"Until now, one of the most important pieces of the climate change jigsaw has been missing," Pacala said. "We argue that we can significantly further our understanding of forest dynamics if scientists work together to use new computational techniques and data sources provided governments and others make more data available in useful forms. We feel that these discoveries could unlock the climate change mysteries of forests on a global scale in as little as five years."
The second paper published in Science today, "Animal vs Wind Dispersal and the Robustness of Tree Species to Deforestation," by Daniel Montoya from the Universidad de Alcal in Madrid and Purves in Cambridge, with Miguel A. Rodrguez of the Universidad de Alcal and Miguel A. Zavala of Centro de Investigacin Forestal, Instituto Nacional de Investigacin y Tecnologa Agraria y Alimentaria (INIA-CIFOR) in Madrid, examines what happens to individual tree species in the face of deforestation. Using data from nearly 90,000 survey plots in the Spanish peninsula, the paper found tree species that rely on wind to disperse seeds, rather than animals, are more vulnerable to deforestation.

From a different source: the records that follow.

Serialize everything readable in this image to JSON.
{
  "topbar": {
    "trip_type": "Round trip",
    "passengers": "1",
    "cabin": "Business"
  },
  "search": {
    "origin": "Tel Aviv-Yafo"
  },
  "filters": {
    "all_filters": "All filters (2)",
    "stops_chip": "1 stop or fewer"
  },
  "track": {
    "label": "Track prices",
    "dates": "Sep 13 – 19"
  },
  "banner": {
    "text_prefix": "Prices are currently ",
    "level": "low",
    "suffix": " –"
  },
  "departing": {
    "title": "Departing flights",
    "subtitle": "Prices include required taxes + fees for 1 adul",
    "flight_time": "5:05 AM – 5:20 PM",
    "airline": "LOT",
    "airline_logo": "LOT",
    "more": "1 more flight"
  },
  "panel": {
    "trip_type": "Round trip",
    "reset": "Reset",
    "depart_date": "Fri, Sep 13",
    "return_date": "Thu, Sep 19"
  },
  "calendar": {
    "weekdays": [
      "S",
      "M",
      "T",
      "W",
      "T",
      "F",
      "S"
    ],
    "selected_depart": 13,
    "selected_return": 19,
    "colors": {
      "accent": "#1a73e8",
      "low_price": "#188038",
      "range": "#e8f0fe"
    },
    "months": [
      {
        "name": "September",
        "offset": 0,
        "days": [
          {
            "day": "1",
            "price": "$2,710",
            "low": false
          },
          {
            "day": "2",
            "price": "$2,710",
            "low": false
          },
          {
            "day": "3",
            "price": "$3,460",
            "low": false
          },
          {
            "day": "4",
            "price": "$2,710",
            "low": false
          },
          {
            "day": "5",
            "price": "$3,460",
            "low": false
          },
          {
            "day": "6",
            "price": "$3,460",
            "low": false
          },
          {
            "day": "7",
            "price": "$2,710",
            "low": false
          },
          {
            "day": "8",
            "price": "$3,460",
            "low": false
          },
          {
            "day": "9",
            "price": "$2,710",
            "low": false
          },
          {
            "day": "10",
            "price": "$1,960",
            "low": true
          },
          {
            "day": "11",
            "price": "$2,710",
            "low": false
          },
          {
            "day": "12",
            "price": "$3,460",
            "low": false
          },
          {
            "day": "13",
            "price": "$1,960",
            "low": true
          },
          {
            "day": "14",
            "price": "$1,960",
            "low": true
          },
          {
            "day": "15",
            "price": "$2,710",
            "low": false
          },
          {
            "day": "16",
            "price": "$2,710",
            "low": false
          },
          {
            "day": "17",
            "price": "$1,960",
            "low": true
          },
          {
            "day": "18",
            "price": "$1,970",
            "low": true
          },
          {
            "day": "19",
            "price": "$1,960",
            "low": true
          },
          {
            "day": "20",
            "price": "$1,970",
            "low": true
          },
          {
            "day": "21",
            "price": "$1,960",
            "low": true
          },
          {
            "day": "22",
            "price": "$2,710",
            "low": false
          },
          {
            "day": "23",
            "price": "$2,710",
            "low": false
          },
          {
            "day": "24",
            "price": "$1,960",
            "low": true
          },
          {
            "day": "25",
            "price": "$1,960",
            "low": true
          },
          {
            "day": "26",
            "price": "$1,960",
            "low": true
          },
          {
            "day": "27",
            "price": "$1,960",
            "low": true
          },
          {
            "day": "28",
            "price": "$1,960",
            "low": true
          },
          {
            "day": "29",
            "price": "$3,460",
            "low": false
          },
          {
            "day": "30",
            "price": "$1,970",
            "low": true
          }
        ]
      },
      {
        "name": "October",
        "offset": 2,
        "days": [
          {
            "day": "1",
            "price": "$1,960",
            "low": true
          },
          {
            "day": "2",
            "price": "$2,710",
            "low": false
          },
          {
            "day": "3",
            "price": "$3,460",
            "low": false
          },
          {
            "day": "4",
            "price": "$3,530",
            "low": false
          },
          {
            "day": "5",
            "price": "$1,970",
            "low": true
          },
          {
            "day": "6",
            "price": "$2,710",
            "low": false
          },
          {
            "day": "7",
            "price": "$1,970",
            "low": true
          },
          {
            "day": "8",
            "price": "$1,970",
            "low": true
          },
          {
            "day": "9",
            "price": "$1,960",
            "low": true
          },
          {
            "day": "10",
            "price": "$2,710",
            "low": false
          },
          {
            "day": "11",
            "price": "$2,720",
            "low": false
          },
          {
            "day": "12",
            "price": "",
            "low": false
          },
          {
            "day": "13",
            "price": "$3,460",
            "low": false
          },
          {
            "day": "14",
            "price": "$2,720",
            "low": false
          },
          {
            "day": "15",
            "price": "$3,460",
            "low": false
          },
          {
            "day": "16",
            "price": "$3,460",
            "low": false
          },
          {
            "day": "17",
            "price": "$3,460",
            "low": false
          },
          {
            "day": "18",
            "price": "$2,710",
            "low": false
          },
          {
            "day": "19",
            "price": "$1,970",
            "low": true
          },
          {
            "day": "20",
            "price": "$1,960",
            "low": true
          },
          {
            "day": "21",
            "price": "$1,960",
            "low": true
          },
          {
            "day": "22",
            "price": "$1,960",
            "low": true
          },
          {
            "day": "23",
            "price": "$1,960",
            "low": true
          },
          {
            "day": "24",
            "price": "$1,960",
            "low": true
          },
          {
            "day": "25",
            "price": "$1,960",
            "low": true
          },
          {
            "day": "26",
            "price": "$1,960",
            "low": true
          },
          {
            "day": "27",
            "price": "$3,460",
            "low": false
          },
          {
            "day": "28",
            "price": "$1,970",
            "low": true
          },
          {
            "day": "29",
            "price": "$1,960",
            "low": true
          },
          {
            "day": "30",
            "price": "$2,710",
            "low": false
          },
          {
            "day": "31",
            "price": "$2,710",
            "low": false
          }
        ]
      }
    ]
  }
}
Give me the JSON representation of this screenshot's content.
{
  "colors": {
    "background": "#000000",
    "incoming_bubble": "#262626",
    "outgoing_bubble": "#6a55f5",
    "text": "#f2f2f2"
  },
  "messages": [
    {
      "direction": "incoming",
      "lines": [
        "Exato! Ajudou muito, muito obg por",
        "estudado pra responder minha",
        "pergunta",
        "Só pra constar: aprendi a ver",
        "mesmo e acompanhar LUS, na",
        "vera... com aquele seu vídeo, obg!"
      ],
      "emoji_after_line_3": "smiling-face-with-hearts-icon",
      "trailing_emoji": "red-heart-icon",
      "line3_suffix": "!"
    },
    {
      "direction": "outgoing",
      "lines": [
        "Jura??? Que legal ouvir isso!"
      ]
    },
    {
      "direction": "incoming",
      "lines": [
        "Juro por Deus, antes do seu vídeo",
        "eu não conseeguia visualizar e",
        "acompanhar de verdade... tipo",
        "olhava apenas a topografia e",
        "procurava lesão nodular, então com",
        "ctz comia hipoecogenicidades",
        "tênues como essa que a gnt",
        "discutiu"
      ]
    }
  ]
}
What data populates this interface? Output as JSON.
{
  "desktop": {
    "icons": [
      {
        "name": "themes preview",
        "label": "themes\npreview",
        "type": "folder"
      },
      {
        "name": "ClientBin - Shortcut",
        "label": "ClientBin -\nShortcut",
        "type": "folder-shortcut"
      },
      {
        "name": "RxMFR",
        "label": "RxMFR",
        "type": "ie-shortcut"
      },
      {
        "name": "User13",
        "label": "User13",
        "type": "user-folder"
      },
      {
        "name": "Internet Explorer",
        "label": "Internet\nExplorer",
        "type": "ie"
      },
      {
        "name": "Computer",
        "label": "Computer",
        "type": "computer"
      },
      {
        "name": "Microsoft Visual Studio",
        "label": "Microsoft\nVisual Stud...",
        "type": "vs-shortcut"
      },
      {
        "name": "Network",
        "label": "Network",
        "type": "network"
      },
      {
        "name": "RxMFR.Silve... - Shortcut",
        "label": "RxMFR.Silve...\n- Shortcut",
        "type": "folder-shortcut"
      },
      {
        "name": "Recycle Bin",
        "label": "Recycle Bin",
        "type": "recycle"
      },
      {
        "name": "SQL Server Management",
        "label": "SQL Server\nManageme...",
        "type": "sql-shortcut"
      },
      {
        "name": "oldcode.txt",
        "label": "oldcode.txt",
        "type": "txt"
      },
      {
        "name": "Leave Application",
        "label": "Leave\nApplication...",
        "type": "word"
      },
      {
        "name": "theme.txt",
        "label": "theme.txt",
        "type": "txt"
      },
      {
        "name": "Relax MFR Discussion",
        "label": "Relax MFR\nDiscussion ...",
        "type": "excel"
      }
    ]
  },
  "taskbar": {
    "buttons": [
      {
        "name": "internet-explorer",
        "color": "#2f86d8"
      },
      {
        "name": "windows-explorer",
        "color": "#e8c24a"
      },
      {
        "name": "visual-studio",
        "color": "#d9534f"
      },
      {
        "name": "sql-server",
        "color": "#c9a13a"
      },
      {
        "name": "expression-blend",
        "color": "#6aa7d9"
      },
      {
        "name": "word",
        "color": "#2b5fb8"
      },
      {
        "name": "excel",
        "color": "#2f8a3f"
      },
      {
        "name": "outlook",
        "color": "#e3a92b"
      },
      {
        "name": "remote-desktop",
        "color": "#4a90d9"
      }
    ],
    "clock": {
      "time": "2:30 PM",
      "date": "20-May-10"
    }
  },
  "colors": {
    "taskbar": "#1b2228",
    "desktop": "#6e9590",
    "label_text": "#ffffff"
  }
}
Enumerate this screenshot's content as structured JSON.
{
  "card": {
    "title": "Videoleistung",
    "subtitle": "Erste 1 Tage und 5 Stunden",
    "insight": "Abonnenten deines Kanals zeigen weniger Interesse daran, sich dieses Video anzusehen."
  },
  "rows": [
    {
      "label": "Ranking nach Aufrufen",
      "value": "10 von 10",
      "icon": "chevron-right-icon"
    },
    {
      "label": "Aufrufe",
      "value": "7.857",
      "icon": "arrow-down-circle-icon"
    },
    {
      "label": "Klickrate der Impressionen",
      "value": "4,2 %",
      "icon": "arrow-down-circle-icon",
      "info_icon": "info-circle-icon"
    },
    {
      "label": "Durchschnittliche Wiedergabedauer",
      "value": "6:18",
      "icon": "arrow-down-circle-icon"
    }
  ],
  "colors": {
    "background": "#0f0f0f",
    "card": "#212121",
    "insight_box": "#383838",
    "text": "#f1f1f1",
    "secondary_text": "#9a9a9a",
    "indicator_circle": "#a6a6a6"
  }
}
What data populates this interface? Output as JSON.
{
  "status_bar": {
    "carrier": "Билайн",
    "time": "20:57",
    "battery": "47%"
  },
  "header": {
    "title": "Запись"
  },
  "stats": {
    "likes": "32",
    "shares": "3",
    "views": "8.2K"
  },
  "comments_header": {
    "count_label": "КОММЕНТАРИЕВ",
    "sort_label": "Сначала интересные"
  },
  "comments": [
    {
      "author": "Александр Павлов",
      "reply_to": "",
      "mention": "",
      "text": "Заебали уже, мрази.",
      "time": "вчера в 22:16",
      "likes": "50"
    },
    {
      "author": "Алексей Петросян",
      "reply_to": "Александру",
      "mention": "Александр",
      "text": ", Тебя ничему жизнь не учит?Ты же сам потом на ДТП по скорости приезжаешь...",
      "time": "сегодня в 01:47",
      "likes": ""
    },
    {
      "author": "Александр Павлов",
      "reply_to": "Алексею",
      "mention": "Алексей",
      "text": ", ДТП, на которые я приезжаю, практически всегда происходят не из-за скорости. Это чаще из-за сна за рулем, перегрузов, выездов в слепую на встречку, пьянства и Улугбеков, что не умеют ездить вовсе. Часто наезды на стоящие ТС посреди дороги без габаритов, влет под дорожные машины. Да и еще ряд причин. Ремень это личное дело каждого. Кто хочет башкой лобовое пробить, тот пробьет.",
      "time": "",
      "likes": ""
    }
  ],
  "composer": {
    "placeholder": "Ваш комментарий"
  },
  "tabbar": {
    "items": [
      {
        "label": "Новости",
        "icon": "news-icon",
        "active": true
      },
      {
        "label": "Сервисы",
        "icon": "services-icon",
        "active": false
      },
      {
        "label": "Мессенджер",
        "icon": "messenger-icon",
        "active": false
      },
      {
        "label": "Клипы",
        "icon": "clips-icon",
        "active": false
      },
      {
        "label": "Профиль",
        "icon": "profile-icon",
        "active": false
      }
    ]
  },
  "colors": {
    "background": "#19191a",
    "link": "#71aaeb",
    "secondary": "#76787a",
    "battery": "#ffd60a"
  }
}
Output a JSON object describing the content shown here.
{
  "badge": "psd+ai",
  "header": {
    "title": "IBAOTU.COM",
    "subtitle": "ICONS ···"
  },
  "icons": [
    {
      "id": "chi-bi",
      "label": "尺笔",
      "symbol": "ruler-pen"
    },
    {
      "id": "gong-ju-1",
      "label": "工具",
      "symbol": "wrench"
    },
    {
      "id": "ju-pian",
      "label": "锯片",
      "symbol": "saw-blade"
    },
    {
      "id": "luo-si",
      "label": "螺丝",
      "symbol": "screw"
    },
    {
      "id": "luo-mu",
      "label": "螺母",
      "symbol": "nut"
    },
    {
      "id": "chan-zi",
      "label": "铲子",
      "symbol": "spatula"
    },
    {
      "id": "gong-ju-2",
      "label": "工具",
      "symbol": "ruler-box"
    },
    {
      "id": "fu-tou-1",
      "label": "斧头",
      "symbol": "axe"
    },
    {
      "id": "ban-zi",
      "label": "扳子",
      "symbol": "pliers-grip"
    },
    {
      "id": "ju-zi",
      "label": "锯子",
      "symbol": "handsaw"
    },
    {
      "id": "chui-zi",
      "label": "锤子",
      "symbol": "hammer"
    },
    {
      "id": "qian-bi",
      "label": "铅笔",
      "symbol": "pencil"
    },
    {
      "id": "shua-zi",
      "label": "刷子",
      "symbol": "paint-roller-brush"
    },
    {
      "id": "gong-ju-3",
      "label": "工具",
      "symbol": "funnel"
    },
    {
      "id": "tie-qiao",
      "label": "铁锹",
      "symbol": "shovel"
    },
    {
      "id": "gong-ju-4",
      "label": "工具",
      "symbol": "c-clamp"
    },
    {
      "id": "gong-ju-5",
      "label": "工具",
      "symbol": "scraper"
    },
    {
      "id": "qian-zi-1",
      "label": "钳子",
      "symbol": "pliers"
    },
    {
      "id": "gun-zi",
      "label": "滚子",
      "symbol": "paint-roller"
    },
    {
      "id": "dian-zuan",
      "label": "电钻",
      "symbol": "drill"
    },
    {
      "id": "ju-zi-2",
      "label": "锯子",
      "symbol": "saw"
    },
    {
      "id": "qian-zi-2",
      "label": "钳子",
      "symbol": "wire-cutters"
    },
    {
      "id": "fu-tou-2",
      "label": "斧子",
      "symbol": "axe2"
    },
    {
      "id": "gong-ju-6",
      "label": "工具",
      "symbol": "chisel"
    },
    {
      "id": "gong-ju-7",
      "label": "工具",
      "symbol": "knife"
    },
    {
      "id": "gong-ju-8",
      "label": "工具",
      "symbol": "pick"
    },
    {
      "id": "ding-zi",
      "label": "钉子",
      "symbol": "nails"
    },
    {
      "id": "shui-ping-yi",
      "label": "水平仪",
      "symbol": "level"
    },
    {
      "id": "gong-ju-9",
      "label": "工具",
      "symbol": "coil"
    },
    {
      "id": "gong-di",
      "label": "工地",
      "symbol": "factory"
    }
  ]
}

Montoya said, "By applying various methods in computational data analysis to a large source of forest data, we have confirmed that, in Spain at least, plants with animal-dispersed seeds are less vulnerable to habitat loss, because animals provide trees with an intelligent dispersal mechanism, travelling and distributing seeds between areas of remaining forest. In contrast, a wind dispersal method is more susceptible to habitat loss, as seeds are more likely to fall in inhospitable environments. Using methods like this, conservationists can identify the species at most risk following deforestation, and use th
|Contact: Rosanna Hill|
Microsoft Research Cambridge